Lately, I've been revisiting the fictitious undersea world of Bikini Bottom. For all you animation/cartoon peeps out there, I am, of course, referring to the world of SpongeBob SquarePants. Since its debut in 1999, it has become one of the most popular cartoons on television. It has spawned several DVDs as well as a feature-length movie, numerous toys and products, and an iconic place in popular culture. I consider myself one of those fans. I've always enjoyed the sheer silliness and ridiculousness, as well as the equally silly animation and exaggerations and such in many, many episodes. This is not to say that every episode is worthwhile, but overall it's just a series with those types of characters you can't help but grin at and enjoy yourself along with. Never before (and probably never again) will we ever see such a brilliantly unique blend of silliness, optimism, weirdness, and craziness/zaniness in an animated series.

Coming soon: All-time favorite SpongeBob episodes

Til then,
B.E.

Tuesday, April 5, 2011

47 degrees F + Bike riding (or anything active-related) = Great Outdoors

Today's forecast was 47 degrees F in the southwestern part of Wisconsin, so today I decided to take my bike out and ride downtown all the way to Wal-Mart. I know I'm repeating myself when I say, What a perfect day to do so. And what a perfect day to be active outside. I use the word "active" to suggest simple things as walking, running, or in my case, bike-riding.

Words of encouragement I hope I can offer: Have fun, but not too much fun. Don't overwhelm yourself. Make sure you get rest.

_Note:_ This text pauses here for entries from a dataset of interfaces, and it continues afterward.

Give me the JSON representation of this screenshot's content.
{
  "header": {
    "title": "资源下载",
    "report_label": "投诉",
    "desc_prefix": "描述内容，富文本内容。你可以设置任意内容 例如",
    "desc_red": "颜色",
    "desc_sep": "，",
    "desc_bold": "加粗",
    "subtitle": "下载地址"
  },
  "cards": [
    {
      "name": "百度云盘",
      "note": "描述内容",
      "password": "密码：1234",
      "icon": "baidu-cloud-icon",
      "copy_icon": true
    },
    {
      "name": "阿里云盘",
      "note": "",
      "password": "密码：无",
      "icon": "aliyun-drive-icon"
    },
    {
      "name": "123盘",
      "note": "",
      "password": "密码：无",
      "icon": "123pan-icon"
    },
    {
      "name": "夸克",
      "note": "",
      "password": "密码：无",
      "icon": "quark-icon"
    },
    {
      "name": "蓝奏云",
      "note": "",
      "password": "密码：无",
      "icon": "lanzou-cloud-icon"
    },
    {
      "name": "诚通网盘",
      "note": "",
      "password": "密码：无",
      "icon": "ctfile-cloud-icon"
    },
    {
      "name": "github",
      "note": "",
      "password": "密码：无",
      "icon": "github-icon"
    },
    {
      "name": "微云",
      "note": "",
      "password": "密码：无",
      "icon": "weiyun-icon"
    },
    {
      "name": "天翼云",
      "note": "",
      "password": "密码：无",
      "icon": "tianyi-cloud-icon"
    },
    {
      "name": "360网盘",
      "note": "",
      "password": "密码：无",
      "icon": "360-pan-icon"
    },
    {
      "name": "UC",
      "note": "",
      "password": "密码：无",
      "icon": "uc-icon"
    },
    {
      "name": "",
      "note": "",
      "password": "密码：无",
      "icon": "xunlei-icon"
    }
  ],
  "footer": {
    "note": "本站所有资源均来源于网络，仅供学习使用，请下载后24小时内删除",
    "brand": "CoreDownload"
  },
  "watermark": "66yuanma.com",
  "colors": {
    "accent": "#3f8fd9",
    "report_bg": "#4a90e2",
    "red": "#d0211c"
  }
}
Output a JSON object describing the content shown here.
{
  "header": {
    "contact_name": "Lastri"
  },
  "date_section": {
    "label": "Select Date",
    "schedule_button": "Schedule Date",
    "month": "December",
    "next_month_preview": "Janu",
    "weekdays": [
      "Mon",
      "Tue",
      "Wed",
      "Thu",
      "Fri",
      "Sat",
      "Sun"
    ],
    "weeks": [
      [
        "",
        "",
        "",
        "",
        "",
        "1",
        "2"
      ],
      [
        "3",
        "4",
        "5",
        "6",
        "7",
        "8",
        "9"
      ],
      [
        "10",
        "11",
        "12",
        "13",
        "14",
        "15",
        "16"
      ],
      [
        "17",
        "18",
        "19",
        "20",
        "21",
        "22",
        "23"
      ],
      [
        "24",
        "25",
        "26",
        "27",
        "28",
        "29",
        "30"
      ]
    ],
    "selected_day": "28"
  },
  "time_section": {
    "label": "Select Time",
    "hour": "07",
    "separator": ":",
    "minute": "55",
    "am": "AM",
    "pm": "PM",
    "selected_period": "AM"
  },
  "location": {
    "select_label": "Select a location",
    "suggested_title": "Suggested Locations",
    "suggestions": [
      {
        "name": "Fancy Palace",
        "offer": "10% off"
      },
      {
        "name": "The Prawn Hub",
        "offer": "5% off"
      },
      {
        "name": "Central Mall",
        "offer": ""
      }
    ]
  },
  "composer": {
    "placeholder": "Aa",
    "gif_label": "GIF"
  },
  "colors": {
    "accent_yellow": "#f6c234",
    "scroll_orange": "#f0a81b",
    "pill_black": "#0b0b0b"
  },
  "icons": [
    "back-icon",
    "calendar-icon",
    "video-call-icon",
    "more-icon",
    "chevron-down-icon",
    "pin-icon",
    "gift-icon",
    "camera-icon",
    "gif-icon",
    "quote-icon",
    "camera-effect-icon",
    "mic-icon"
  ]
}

(I'm speaking for myself, on one side.)

Sunny with a chance of mild wind,
B.E.

Monday, April 4, 2011

Job Interview Relection

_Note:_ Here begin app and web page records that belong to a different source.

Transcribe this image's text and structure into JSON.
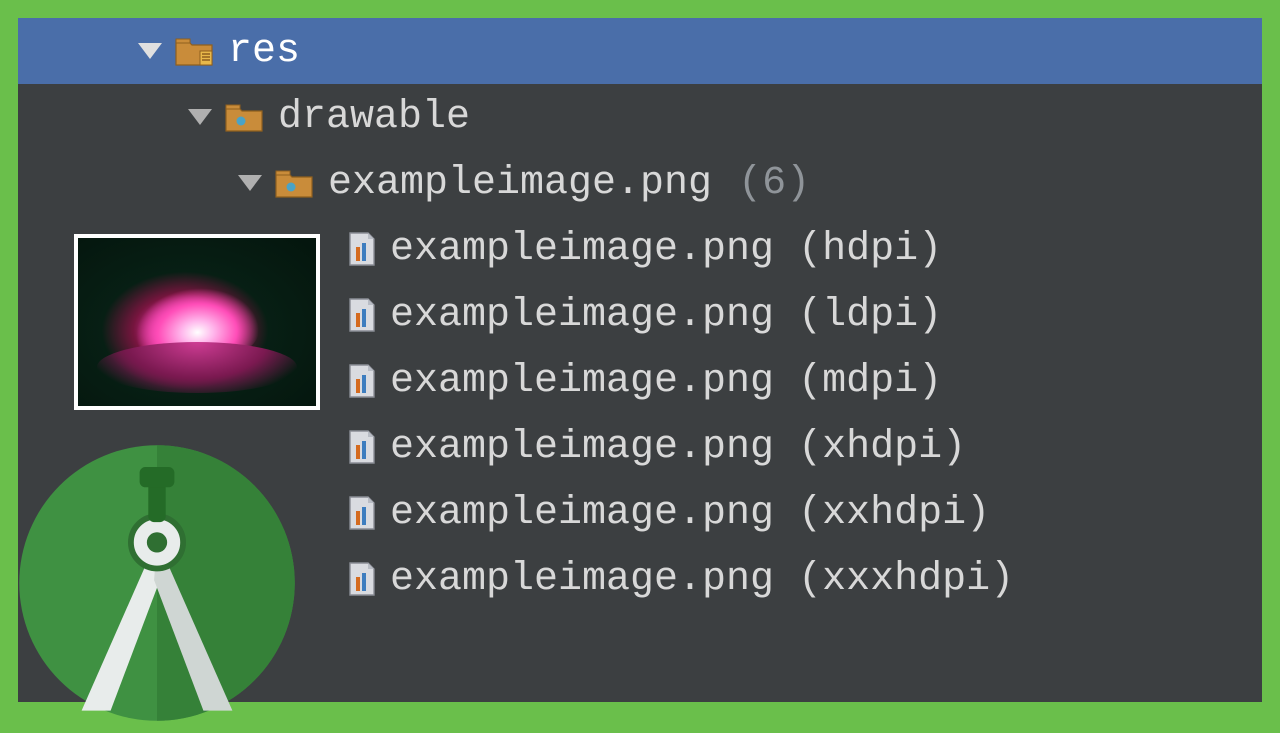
{
  "tree": {
    "root": {
      "label": "res",
      "icon": "res-folder"
    },
    "drawable": {
      "label": "drawable",
      "icon": "folder"
    },
    "group": {
      "label": "exampleimage.png",
      "count": "(6)",
      "icon": "folder"
    },
    "files": [
      {
        "name": "exampleimage.png",
        "qualifier": "(hdpi)"
      },
      {
        "name": "exampleimage.png",
        "qualifier": "(ldpi)"
      },
      {
        "name": "exampleimage.png",
        "qualifier": "(mdpi)"
      },
      {
        "name": "exampleimage.png",
        "qualifier": "(xhdpi)"
      },
      {
        "name": "exampleimage.png",
        "qualifier": "(xxhdpi)"
      },
      {
        "name": "exampleimage.png",
        "qualifier": "(xxxhdpi)"
      }
    ]
  }
}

So, last Friday, my interview in St. Paul, Minn., with Admission Possible went really, really well. It was les stressful than I thought it would be, which is always reassuring in such cases. The teaching portion I had to present for five minutes was the one I was probably most nervous about, and it went okay. But I think everybody else had a stronger approach to the material each of them presented. But more importantly, everybody, from the volunteers who interviewed to the other applicants, was just terrific. All in all, it was a great experience, regardless of whatever the outcome will be. I should be hearing back from them by the end of this month. I'll keep you all posted. I'm crossing my fingers and praying, and well as kind of taking risks at the moment, regarding what may happen this summer and this coming fall.

More info coming soon,
B.E.

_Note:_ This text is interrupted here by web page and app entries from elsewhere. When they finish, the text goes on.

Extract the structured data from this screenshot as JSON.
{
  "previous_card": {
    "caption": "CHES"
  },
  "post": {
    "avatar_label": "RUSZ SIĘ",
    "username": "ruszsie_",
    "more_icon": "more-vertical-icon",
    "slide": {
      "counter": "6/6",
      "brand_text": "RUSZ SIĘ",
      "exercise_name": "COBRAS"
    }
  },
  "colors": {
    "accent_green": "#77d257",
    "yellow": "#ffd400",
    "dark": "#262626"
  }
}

"You Are Here"

There's a song I've been frequently hearing over the intercom radio at work that has intrigued me. However, I couldn't find the artist or the name of the song online until recently. I googled the song lyrics on my Blackberry yesterday morning and sound a "Song Meanings" link with the song and lyrics on it. The name of the song is "You Are Here" by Sam Bisbee.

What intrigues me about this song is the notion of peoples' existence and presence in the world ("I am here/You are here/We are here/They are here/Everyone is everywhere/No one is nowhere/We're all somewhere/There is no out there/You are here"). The second last line, I'm not sure I fully understand. Anyway, looking at and reading the lyrics, the song is very poetic in how it describes what various people are doing at a given moment, including a flight attendant on a plane, a little girl who sees the same plane and wonders about its size, a female DJ who wonders if anyone is listening to the music she's playing, and so forth. The song (for me, at least) echoes similar elements from Paul Thomas Anderson's movie "Magnolia" and Bob Dylan's classic song "We're All Gonna Serve Somebody."

Check out this song.